> [Your assignment]:
Pull each line holding "icon" out of the entries below.

> [Material provided]:
* * *

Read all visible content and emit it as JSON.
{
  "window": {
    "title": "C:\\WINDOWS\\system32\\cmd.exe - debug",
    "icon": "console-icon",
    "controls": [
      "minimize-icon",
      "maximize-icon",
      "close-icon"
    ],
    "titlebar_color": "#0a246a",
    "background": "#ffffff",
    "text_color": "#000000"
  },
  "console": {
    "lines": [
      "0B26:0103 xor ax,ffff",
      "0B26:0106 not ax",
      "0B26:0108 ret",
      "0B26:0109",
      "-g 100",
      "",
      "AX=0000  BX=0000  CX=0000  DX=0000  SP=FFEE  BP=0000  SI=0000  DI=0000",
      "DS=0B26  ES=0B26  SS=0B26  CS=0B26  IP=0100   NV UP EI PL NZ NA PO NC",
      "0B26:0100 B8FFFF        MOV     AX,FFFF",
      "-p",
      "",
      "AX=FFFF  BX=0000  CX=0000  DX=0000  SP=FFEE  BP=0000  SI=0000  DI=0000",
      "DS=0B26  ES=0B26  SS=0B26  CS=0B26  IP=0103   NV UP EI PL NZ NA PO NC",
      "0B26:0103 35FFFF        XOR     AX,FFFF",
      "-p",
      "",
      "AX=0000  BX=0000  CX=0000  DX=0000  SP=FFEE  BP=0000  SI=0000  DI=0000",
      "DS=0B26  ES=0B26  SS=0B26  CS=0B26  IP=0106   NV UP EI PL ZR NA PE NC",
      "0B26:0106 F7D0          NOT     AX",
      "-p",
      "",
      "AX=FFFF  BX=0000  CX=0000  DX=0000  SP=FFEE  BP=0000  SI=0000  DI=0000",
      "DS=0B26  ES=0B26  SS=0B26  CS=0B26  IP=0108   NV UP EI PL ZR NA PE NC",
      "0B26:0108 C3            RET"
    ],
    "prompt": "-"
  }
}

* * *

> [Response]:
    "icon": "console-icon",
      "minimize-icon",
      "maximize-icon",
      "close-icon"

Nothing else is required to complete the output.